**Prompt:**
Exclude all pictures from your copy of the data below, which should otherwise match exactly.
[[ Data for processing, beginning ]]
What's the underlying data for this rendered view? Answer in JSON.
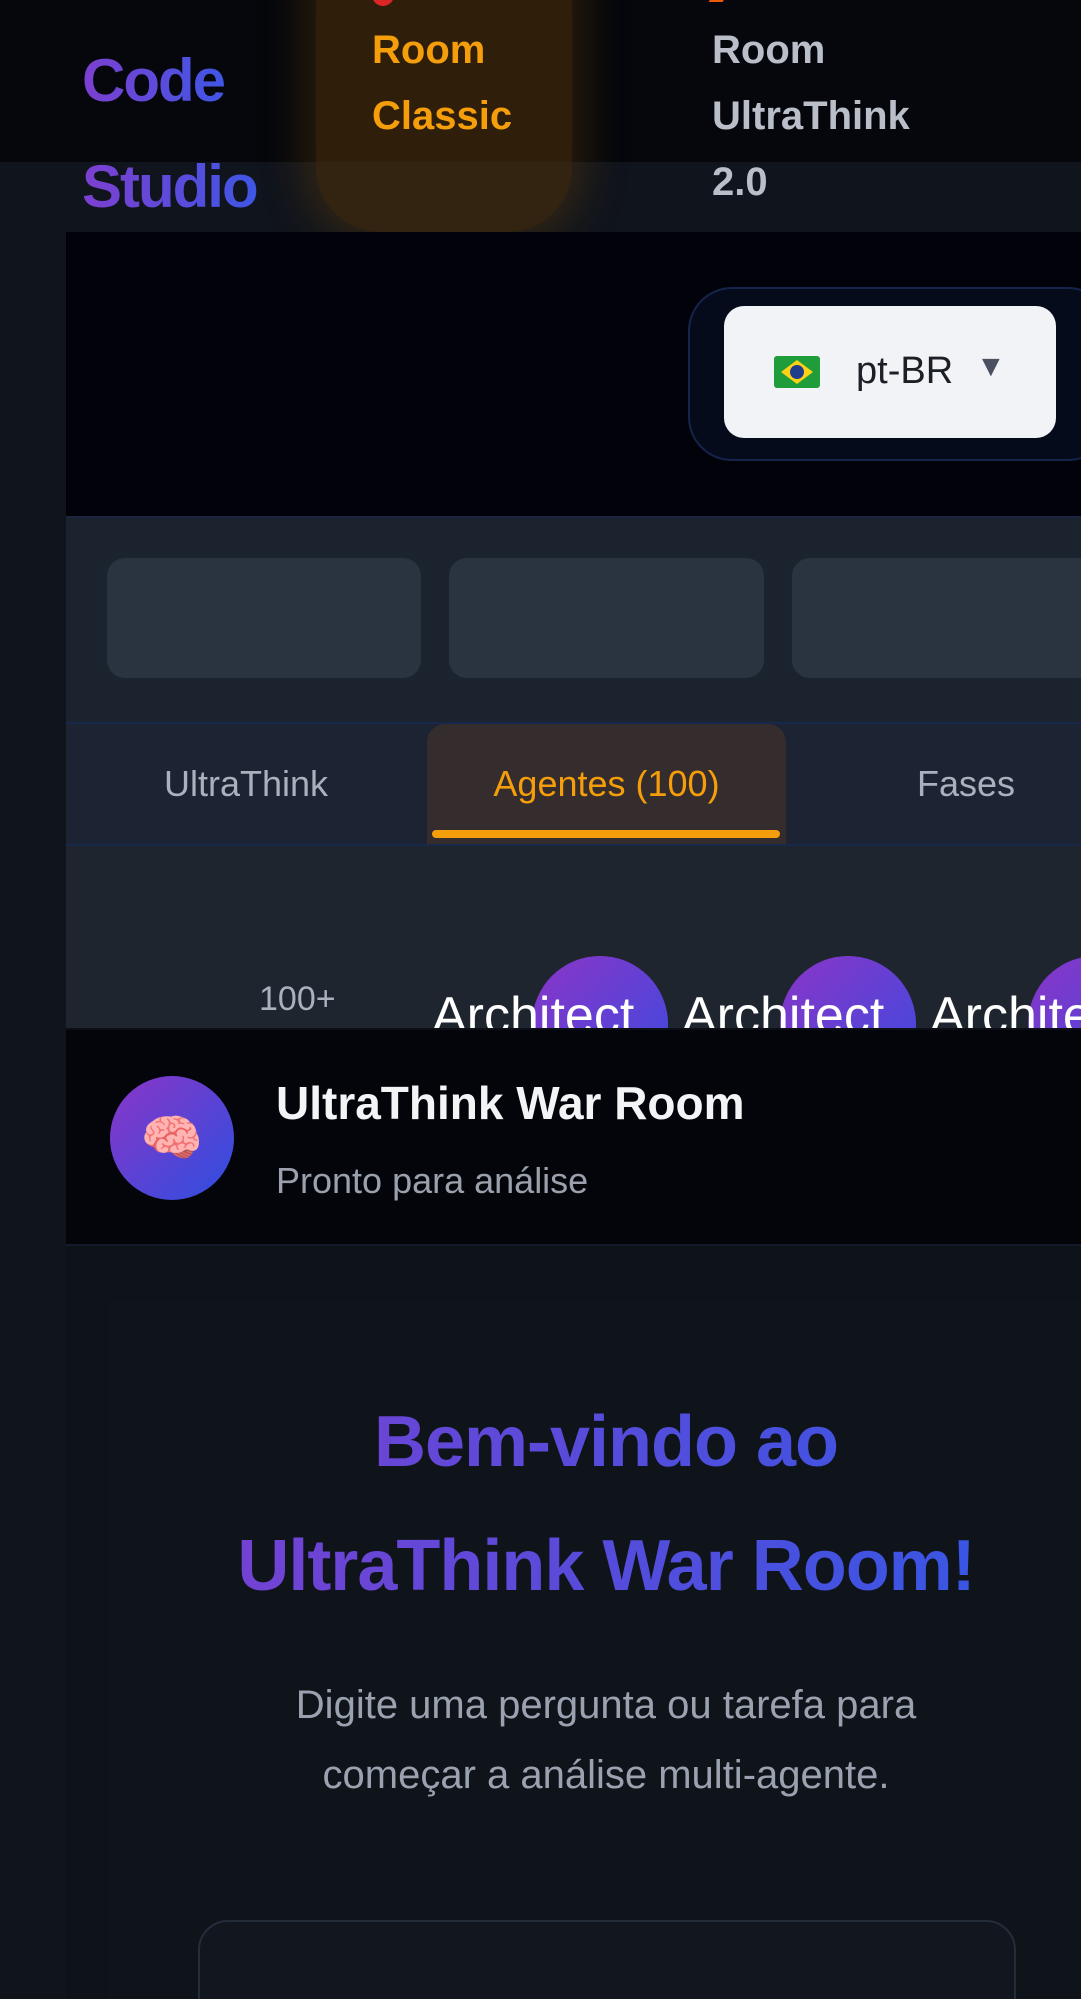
{
  "header": {
    "brand_line_1": "Code",
    "brand_line_2": "Studio",
    "classic_line_1": "Room",
    "classic_line_2": "Classic",
    "mode_line_1": "Room",
    "mode_line_2": "UltraThink",
    "mode_line_3": "2.0"
  },
  "language": {
    "selected": "pt-BR",
    "caret": "▼"
  },
  "tabs": [
    {
      "label": "UltraThink"
    },
    {
      "label": "Agentes (100)"
    },
    {
      "label": "Fases"
    }
  ],
  "agents": {
    "count_label": "100+",
    "items": [
      {
        "label": "Architect"
      },
      {
        "label": "Architect"
      },
      {
        "label": "Architect"
      }
    ]
  },
  "chat": {
    "avatar_emoji": "🧠",
    "title": "UltraThink War Room",
    "status": "Pronto para análise"
  },
  "welcome": {
    "title_line_1": "Bem-vindo ao",
    "title_line_2": "UltraThink War Room!",
    "subtitle_line_1": "Digite uma pergunta ou tarefa para",
    "subtitle_line_2": "começar a análise multi-agente."
  },
  "colors": {
    "accent": "#f59e0b",
    "brand_start": "#7d3fd0",
    "brand_end": "#3f56e4"
  }
}
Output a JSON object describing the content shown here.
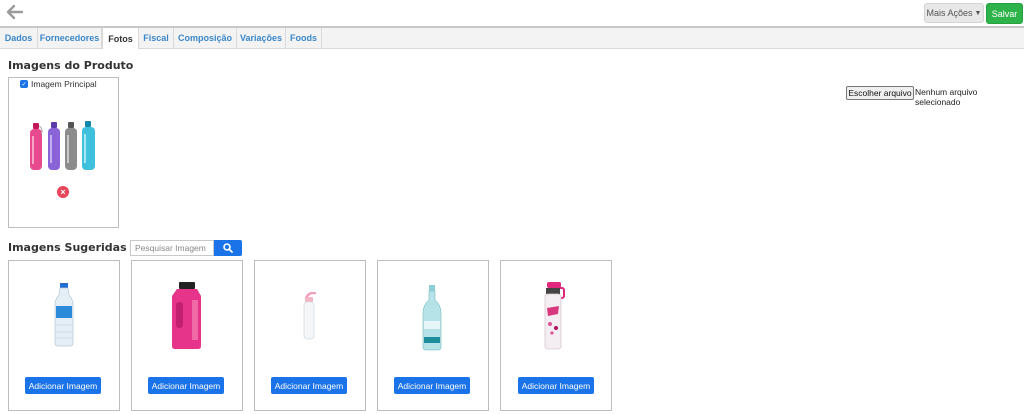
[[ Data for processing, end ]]
**Final answer:**
What's the underlying data for this rendered view? Answer in JSON.
{
  "header": {
    "brand_line_1": "Code",
    "brand_line_2": "Studio",
    "classic_line_1": "Room",
    "classic_line_2": "Classic",
    "mode_line_1": "Room",
    "mode_line_2": "UltraThink",
    "mode_line_3": "2.0"
  },
  "language": {
    "selected": "pt-BR",
    "caret": "▼"
  },
  "tabs": [
    {
      "label": "UltraThink"
    },
    {
      "label": "Agentes (100)"
    },
    {
      "label": "Fases"
    }
  ],
  "agents": {
    "count_label": "100+",
    "items": [
      {
        "label": "Architect"
      },
      {
        "label": "Architect"
      },
      {
        "label": "Architect"
      }
    ]
  },
  "chat": {
    "avatar_emoji": "🧠",
    "title": "UltraThink War Room",
    "status": "Pronto para análise"
  },
  "welcome": {
    "title_line_1": "Bem-vindo ao",
    "title_line_2": "UltraThink War Room!",
    "subtitle_line_1": "Digite uma pergunta ou tarefa para",
    "subtitle_line_2": "começar a análise multi-agente."
  },
  "colors": {
    "accent": "#f59e0b",
    "brand_start": "#7d3fd0",
    "brand_end": "#3f56e4"
  }
}
Output a JSON object describing the content shown here.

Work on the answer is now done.